Wednesday, September 13, 2017

Lisa Berne's "The Laird Takes a Bride"

Lisa Berne read her first Georgette Heyer book at fourteen, and was instantly captivated. Later, she was a graduate student, a teacher, and a grant writer — and is now an author of historical romance.

Here she dreamcasts an adaptation of her latest novel, The Laird Takes a Bride:
I’m really bad at this sort of question, so really, the best I can do is to mention a film — and the actors — that influenced my thinking in The Laird Takes a Bride: the charming and deeply felt Leap Year. (Although, tangentially, in the interest of validating my taste, I feel obliged to add that I loathe the scene toward the end in which the protagonists carry on an extremely personal conversation in front of an interested crowd; such pointless contrivances are almost as annoying as the ones that take place in the rain. Case in point: Four Weddings and a Funeral.)

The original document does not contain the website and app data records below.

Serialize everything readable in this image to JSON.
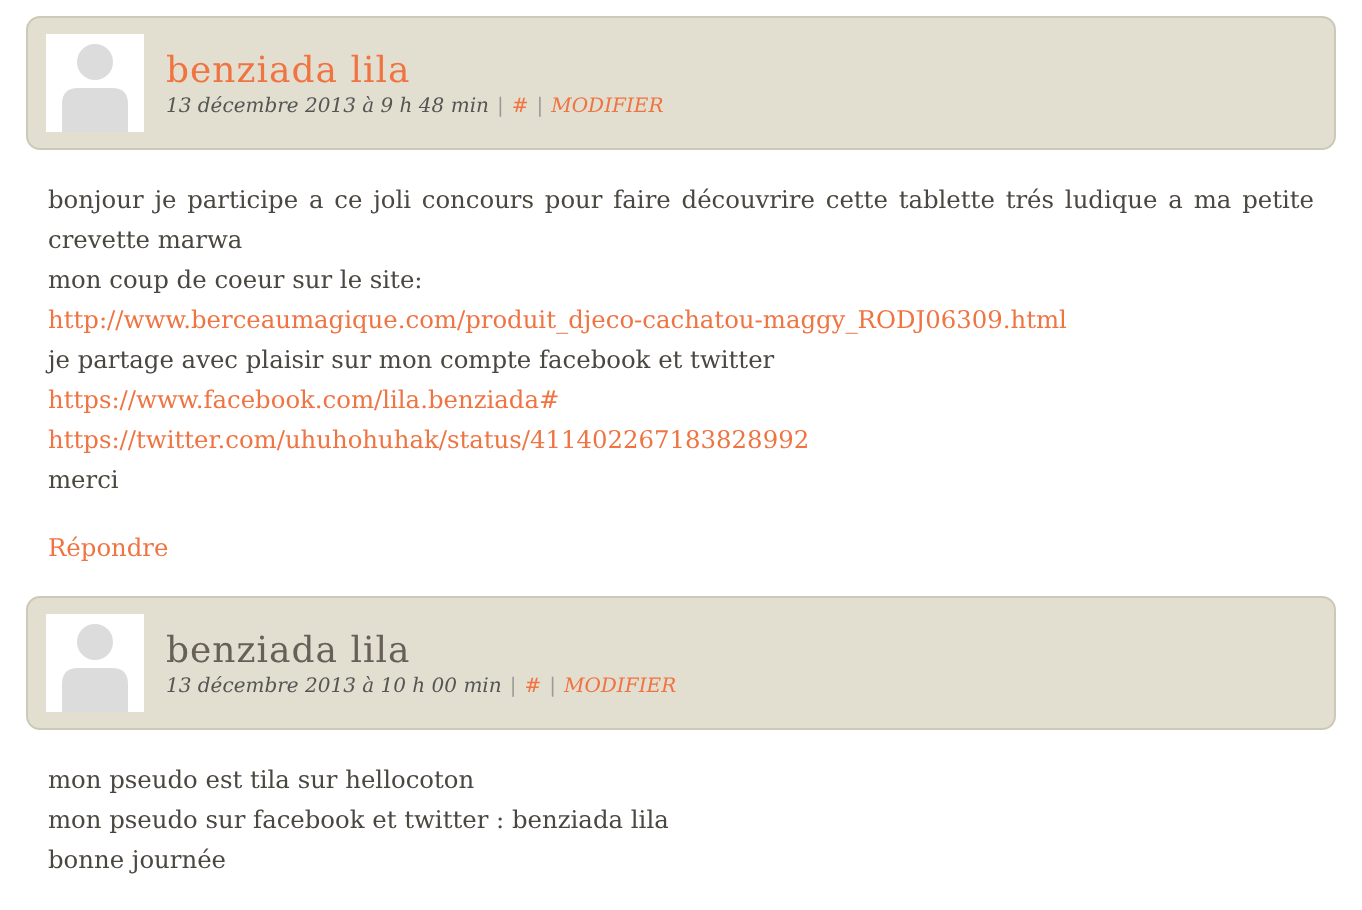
{
  "comments": [
    {
      "author": "benziada lila",
      "author_link": true,
      "date": "13 décembre 2013 à 9 h 48 min",
      "separator": "|",
      "permalink": "#",
      "edit": "MODIFIER",
      "lines": [
        {
          "kind": "text",
          "text": "bonjour je participe a ce joli concours pour faire découvrire cette tablette trés ludique a ma petite crevette marwa"
        },
        {
          "kind": "text",
          "text": "mon coup de coeur sur le site:"
        },
        {
          "kind": "link",
          "text": "http://www.berceaumagique.com/produit_djeco-cachatou-maggy_RODJ06309.html"
        },
        {
          "kind": "text",
          "text": "je partage avec plaisir sur mon compte facebook et twitter"
        },
        {
          "kind": "link",
          "text": "https://www.facebook.com/lila.benziada#"
        },
        {
          "kind": "link",
          "text": "https://twitter.com/uhuhohuhak/status/411402267183828992"
        },
        {
          "kind": "text",
          "text": "merci"
        }
      ],
      "reply": "Répondre"
    },
    {
      "author": "benziada lila",
      "author_link": false,
      "date": "13 décembre 2013 à 10 h 00 min",
      "separator": "|",
      "permalink": "#",
      "edit": "MODIFIER",
      "lines": [
        {
          "kind": "text",
          "text": "mon pseudo est tila sur hellocoton"
        },
        {
          "kind": "text",
          "text": "mon pseudo sur facebook et twitter : benziada lila"
        },
        {
          "kind": "text",
          "text": "bonne journée"
        }
      ]
    }
  ]
}
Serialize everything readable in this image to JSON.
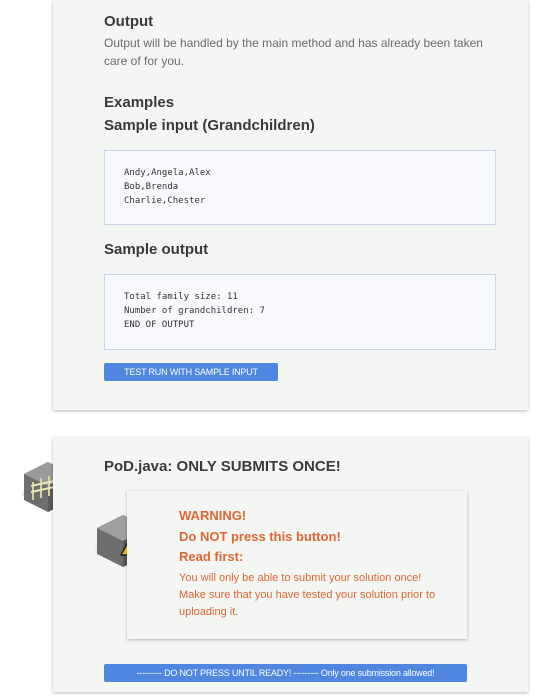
{
  "output_section": {
    "heading": "Output",
    "description": "Output will be handled by the main method and has already been taken care of for you."
  },
  "examples_section": {
    "heading": "Examples",
    "input_heading": "Sample input (Grandchildren)",
    "input_lines": [
      "Andy,Angela,Alex",
      "Bob,Brenda",
      "Charlie,Chester"
    ],
    "output_heading": "Sample output",
    "output_lines": [
      "Total family size: 11",
      "Number of grandchildren: 7",
      "END OF OUTPUT"
    ],
    "test_button_label": "TEST RUN WITH SAMPLE INPUT"
  },
  "submission_section": {
    "title": "PoD.java: ONLY SUBMITS ONCE!",
    "warning": {
      "line1": "WARNING!",
      "line2": "Do NOT press this button!",
      "line3": "Read first:",
      "body": "You will only be able to submit your solution once! Make sure that you have tested your solution prior to uploading it."
    },
    "submit_button_label": "--------- DO NOT PRESS UNTIL READY! --------- Only one submission allowed!"
  },
  "colors": {
    "accent": "#4e86e0",
    "warning": "#dd6633",
    "card_background": "#f3f6f3"
  },
  "icons": [
    "fence-icon",
    "warning-icon"
  ]
}
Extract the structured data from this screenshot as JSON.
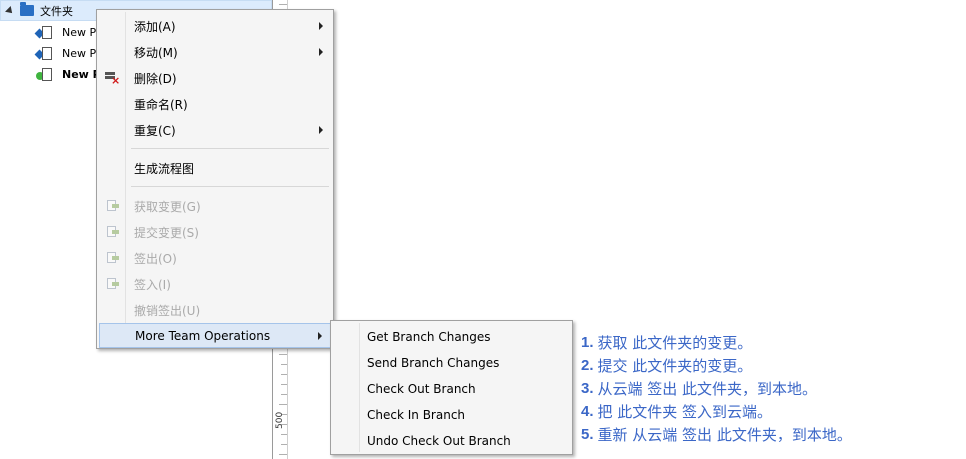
{
  "tree": {
    "root_label": "文件夹",
    "items": [
      {
        "label": "New P",
        "bold": false
      },
      {
        "label": "New P",
        "bold": false
      },
      {
        "label": "New P",
        "bold": true
      }
    ]
  },
  "ruler": {
    "label": "500"
  },
  "context_menu": {
    "add": "添加(A)",
    "move": "移动(M)",
    "delete": "删除(D)",
    "rename": "重命名(R)",
    "duplicate": "重复(C)",
    "generate_flowchart": "生成流程图",
    "get_changes": "获取变更(G)",
    "submit_changes": "提交变更(S)",
    "check_out": "签出(O)",
    "check_in": "签入(I)",
    "undo_check_out": "撤销签出(U)",
    "more_team": "More Team Operations"
  },
  "submenu": {
    "items": [
      "Get Branch Changes",
      "Send Branch Changes",
      "Check Out Branch",
      "Check In Branch",
      "Undo Check Out Branch"
    ]
  },
  "notes": [
    {
      "num": "1.",
      "text": "获取 此文件夹的变更。"
    },
    {
      "num": "2.",
      "text": "提交 此文件夹的变更。"
    },
    {
      "num": "3.",
      "text": "从云端 签出 此文件夹，到本地。"
    },
    {
      "num": "4.",
      "text": "把 此文件夹 签入到云端。"
    },
    {
      "num": "5.",
      "text": "重新 从云端 签出 此文件夹，到本地。"
    }
  ],
  "colors": {
    "note_text": "#3b67c7",
    "selection": "#dcebfc",
    "menu_bg": "#f5f5f5"
  }
}
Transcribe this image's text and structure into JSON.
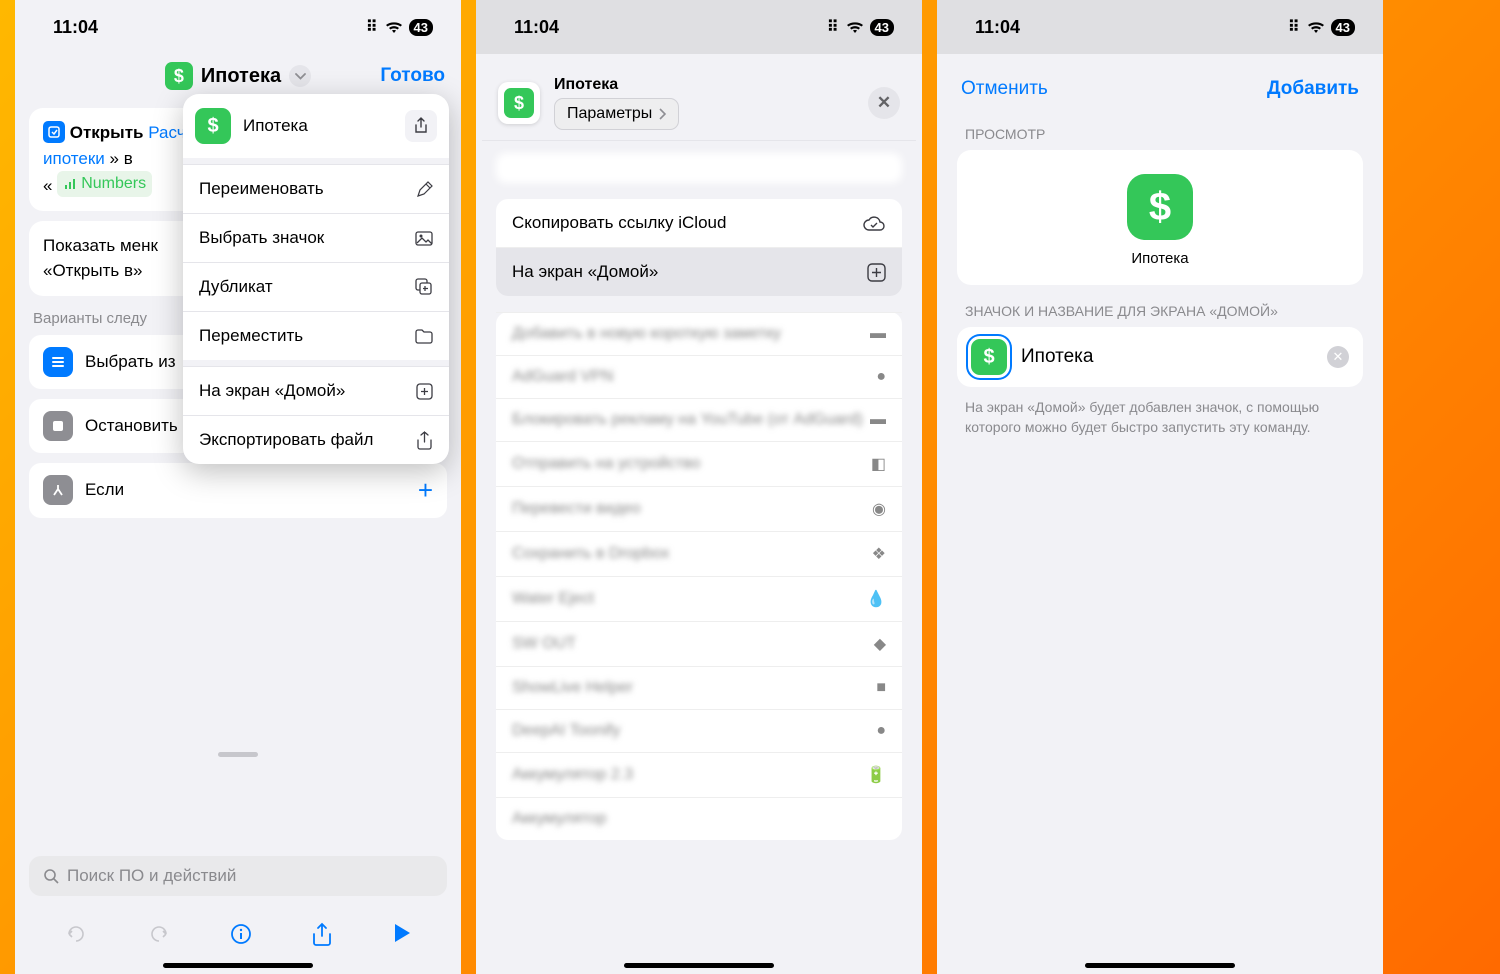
{
  "status": {
    "time": "11:04",
    "battery": "43"
  },
  "p1": {
    "title": "Ипотека",
    "done": "Готово",
    "action": {
      "open": "Открыть",
      "mortgage": "ипотеки",
      "in": "в",
      "numbers": "Numbers",
      "quote": "«"
    },
    "showmenu_l1": "Показать менк",
    "showmenu_l2": "«Открыть в»",
    "next_section": "Варианты следу",
    "rows": {
      "choose": "Выбрать из",
      "stop": "Остановить",
      "if": "Если"
    },
    "popup": {
      "title": "Ипотека",
      "rename": "Переименовать",
      "icon": "Выбрать значок",
      "dup": "Дубликат",
      "move": "Переместить",
      "home": "На экран «Домой»",
      "export": "Экспортировать файл"
    },
    "search": "Поиск ПО и действий"
  },
  "p2": {
    "title": "Ипотека",
    "params": "Параметры",
    "copy": "Скопировать ссылку iCloud",
    "home": "На экран «Домой»",
    "blurred": [
      "Добавить в новую короткую заметку",
      "AdGuard VPN",
      "Блокировать рекламу на YouTube (от AdGuard)",
      "Отправить на устройство",
      "Перевести видео",
      "Сохранить в Dropbox",
      "Water Eject",
      "SW OUT",
      "ShowLive Helper",
      "DeepAI Toonify",
      "Аккумулятор 2.3",
      "Аккумулятор"
    ]
  },
  "p3": {
    "cancel": "Отменить",
    "add": "Добавить",
    "sec1": "ПРОСМОТР",
    "preview_name": "Ипотека",
    "sec2": "ЗНАЧОК И НАЗВАНИЕ ДЛЯ ЭКРАНА «ДОМОЙ»",
    "input": "Ипотека",
    "footer": "На экран «Домой» будет добавлен значок, с помощью которого можно будет быстро запустить эту команду."
  }
}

What drew me creatively to Leap Year is how the characters, winsomely portrayed by Amy Adams and Matthew Goode, are initially so shut off to each other — how enmeshed they are in their own damaged pasts. Both of my protagonists in The Laird Takes a Bride suffer from the same snare; their trajectories in this way mirror the other’s. They struggle to free themselves — to learn how to freely love — even as they resist their deepening connection.

So. Yeah. Matthew Goode and Amy Adams. With fetching Scottish accents. Could totally work.
Visit Lisa Berne's website.

--Marshal Zeringue